GIVEN INFORMATION:
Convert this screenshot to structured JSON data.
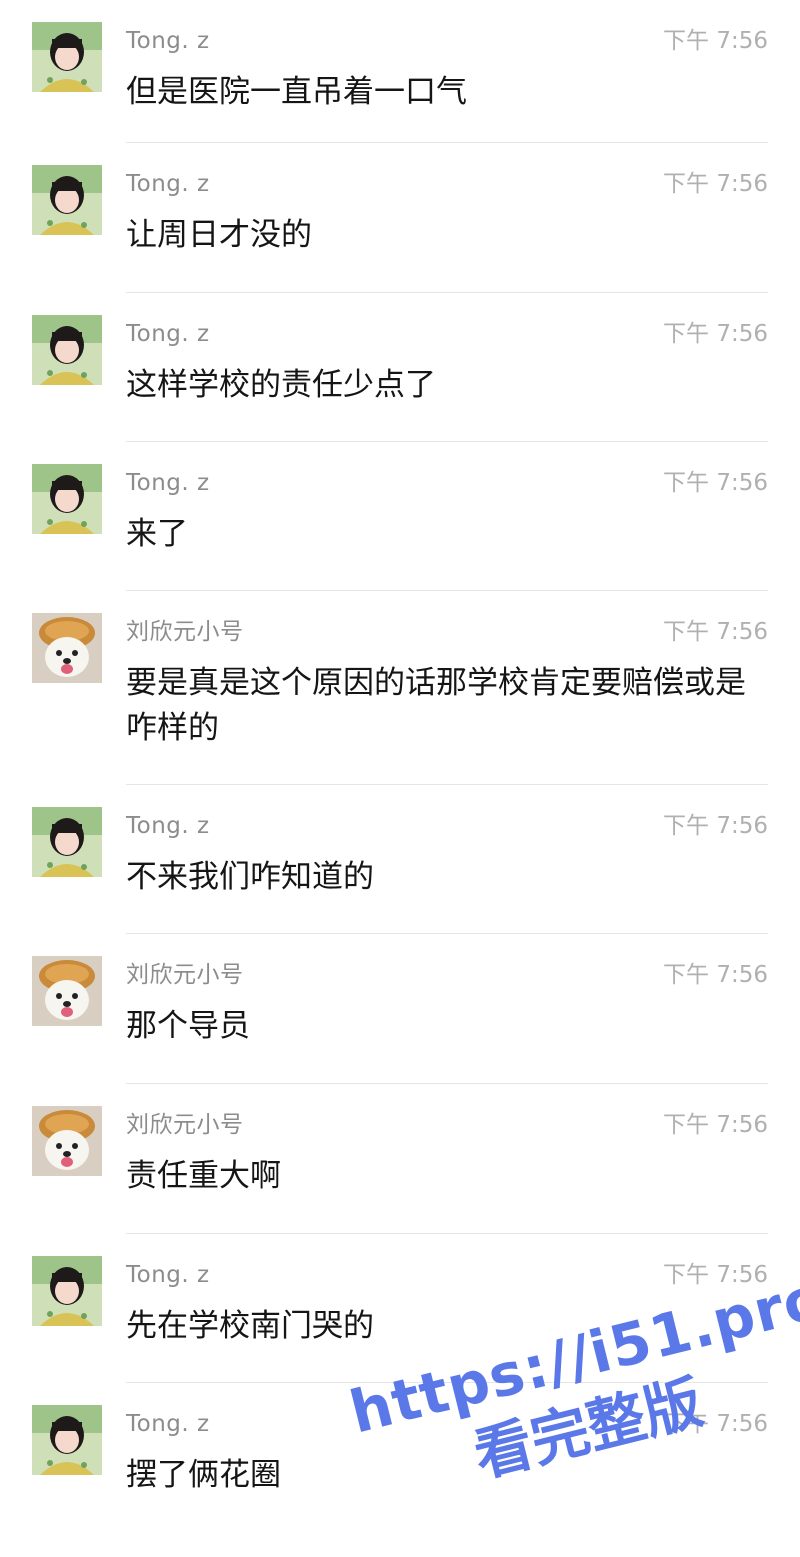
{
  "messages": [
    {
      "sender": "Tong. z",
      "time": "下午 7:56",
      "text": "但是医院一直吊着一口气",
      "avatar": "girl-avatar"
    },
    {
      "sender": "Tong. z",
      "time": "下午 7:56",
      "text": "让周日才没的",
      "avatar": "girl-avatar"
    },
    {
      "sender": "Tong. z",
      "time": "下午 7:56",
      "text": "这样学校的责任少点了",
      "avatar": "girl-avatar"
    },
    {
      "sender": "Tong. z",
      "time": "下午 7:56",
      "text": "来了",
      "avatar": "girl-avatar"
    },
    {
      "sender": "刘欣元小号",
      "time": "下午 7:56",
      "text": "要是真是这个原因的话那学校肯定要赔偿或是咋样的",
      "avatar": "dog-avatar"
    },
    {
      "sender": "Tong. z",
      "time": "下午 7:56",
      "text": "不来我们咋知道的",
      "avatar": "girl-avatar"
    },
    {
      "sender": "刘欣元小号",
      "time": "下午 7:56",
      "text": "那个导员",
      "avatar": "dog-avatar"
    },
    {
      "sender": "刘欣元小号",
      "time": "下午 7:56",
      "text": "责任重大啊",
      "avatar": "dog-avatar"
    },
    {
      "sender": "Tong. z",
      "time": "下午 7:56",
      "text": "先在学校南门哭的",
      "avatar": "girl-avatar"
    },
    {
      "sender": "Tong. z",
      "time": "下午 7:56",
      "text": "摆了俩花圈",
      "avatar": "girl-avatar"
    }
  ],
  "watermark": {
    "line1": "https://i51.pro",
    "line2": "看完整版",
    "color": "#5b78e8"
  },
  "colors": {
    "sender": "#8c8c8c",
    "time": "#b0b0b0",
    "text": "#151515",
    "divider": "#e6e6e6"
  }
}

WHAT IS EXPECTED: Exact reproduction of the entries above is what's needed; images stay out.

RESPONSE TO THIS TASK:
Convert this screenshot to structured JSON data.
{
  "messages": [
    {
      "sender": "Tong. z",
      "time": "下午 7:56",
      "text": "但是医院一直吊着一口气",
      "avatar": "girl-avatar"
    },
    {
      "sender": "Tong. z",
      "time": "下午 7:56",
      "text": "让周日才没的",
      "avatar": "girl-avatar"
    },
    {
      "sender": "Tong. z",
      "time": "下午 7:56",
      "text": "这样学校的责任少点了",
      "avatar": "girl-avatar"
    },
    {
      "sender": "Tong. z",
      "time": "下午 7:56",
      "text": "来了",
      "avatar": "girl-avatar"
    },
    {
      "sender": "刘欣元小号",
      "time": "下午 7:56",
      "text": "要是真是这个原因的话那学校肯定要赔偿或是咋样的",
      "avatar": "dog-avatar"
    },
    {
      "sender": "Tong. z",
      "time": "下午 7:56",
      "text": "不来我们咋知道的",
      "avatar": "girl-avatar"
    },
    {
      "sender": "刘欣元小号",
      "time": "下午 7:56",
      "text": "那个导员",
      "avatar": "dog-avatar"
    },
    {
      "sender": "刘欣元小号",
      "time": "下午 7:56",
      "text": "责任重大啊",
      "avatar": "dog-avatar"
    },
    {
      "sender": "Tong. z",
      "time": "下午 7:56",
      "text": "先在学校南门哭的",
      "avatar": "girl-avatar"
    },
    {
      "sender": "Tong. z",
      "time": "下午 7:56",
      "text": "摆了俩花圈",
      "avatar": "girl-avatar"
    }
  ],
  "watermark": {
    "line1": "https://i51.pro",
    "line2": "看完整版",
    "color": "#5b78e8"
  },
  "colors": {
    "sender": "#8c8c8c",
    "time": "#b0b0b0",
    "text": "#151515",
    "divider": "#e6e6e6"
  }
}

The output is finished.